PhD, 1983, University of Maryland
Dr. Dave Schleicher’s major research interests include the physical properties, chemical composition, and behavior of comets. He uses a variety of observational tools plus theoretical modeling in his studies. In 1986, he discovered with Dr. Robert Millis the periodic variability of Comet Halley — a discovery that profoundly affected the interpretation of all observations of the comet including those from the Giotto and Vega craft.
In recent decades, Dr. Schleicher’s team routinely obtain CCD imaging of comets to detect
gas and dust jets emitted from each comet’s nucleus. The shape and motion of these jets
during a night and over the course of weeks and months are used to determine not only
how fast these bodies rotate but also the orientation of the axis of rotation and the location
and size of each active source region on the surface.

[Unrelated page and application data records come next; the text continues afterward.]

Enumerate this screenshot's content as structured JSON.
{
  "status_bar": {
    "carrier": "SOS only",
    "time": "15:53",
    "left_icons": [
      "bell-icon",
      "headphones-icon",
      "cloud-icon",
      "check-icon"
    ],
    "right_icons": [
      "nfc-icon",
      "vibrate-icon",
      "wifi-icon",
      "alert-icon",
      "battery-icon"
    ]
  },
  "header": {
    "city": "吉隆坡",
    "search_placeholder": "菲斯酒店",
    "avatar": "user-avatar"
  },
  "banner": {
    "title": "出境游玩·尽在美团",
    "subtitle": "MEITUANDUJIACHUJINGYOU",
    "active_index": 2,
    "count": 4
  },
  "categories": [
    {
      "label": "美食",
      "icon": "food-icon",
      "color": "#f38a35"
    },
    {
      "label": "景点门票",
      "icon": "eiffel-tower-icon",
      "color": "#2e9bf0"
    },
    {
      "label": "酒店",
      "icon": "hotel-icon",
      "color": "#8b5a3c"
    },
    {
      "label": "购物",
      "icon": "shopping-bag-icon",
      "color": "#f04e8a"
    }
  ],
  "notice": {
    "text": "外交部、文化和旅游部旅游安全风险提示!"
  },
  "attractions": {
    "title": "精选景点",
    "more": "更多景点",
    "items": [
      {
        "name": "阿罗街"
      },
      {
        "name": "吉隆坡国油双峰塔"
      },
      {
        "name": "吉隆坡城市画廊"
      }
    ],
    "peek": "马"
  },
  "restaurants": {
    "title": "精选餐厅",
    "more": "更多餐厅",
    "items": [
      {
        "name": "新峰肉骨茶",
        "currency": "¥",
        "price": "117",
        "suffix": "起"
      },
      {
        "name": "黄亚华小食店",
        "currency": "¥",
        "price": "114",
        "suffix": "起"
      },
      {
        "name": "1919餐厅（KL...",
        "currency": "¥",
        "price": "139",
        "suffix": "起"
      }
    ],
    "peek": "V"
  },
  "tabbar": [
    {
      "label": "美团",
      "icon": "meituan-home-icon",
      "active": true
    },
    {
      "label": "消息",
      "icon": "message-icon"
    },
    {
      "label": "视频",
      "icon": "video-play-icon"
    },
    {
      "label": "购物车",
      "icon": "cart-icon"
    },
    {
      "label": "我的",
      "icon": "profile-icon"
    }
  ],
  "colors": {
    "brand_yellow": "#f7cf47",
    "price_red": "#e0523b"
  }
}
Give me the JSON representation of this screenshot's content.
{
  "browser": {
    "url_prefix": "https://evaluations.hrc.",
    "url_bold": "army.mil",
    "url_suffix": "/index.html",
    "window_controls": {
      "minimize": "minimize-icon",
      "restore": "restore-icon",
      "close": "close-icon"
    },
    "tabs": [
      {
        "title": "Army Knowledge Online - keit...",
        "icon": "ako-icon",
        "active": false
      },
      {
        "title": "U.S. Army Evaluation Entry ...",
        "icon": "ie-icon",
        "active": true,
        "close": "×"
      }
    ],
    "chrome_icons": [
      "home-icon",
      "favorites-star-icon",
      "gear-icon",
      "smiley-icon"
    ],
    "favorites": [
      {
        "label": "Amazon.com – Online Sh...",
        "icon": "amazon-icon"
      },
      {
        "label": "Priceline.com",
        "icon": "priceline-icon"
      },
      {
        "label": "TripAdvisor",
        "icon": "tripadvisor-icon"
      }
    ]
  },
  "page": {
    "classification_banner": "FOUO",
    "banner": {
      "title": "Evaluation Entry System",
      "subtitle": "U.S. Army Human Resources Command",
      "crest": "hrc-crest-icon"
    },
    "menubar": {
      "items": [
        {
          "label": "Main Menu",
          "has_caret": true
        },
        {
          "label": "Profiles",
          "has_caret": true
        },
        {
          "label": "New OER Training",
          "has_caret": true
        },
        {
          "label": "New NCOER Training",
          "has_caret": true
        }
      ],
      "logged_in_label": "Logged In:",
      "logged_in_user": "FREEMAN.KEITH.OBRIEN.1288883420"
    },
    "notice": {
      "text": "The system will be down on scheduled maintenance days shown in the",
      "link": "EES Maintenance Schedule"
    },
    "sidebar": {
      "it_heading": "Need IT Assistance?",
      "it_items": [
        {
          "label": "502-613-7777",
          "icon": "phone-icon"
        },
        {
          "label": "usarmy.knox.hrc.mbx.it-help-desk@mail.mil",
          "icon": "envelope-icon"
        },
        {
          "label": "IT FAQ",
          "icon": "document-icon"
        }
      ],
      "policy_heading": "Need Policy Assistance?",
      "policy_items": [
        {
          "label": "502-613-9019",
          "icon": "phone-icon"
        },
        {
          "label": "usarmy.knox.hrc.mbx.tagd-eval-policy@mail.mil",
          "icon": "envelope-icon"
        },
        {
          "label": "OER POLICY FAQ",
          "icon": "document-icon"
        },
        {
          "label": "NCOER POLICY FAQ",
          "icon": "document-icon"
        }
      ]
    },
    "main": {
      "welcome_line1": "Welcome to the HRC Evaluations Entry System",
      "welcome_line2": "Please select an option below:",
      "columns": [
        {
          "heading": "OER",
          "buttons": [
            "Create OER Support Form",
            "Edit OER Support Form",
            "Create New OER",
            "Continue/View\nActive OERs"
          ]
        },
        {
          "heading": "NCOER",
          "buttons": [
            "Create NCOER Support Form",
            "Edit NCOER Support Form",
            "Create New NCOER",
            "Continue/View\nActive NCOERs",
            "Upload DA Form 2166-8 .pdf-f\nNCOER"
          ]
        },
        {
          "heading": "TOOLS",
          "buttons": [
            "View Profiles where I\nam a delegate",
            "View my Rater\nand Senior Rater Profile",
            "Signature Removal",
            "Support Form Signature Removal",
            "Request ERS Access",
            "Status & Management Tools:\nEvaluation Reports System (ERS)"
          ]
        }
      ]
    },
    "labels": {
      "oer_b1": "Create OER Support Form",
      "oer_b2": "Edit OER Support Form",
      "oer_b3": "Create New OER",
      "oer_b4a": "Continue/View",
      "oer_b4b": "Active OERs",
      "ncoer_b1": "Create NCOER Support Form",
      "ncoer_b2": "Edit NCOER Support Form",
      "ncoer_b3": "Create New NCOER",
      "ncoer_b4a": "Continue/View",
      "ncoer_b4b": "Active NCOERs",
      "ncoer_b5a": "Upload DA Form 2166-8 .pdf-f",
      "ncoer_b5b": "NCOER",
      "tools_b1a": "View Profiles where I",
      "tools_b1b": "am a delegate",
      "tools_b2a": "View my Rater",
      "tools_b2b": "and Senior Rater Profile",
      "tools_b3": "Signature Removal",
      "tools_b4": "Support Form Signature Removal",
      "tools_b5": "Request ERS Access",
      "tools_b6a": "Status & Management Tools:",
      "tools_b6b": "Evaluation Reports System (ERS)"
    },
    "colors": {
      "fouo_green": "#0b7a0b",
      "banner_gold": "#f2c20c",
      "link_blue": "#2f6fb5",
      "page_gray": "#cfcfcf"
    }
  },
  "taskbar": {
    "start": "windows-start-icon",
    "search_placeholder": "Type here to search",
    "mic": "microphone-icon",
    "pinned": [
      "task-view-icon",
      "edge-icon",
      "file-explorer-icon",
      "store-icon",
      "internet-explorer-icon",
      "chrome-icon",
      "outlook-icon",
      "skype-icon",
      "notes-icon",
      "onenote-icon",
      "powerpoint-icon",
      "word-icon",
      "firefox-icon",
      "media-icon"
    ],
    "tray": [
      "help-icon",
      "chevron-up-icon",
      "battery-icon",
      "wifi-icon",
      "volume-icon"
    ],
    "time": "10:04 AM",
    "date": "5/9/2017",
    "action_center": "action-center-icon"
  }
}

Such findings, in turn, help explain
the strong seasonal effects sometimes measured: the amount of gas released often depends
more on the orientation of the nucleus rather than just the distance from the Sun.
Dr. Schleicher is also an accomplished photographer.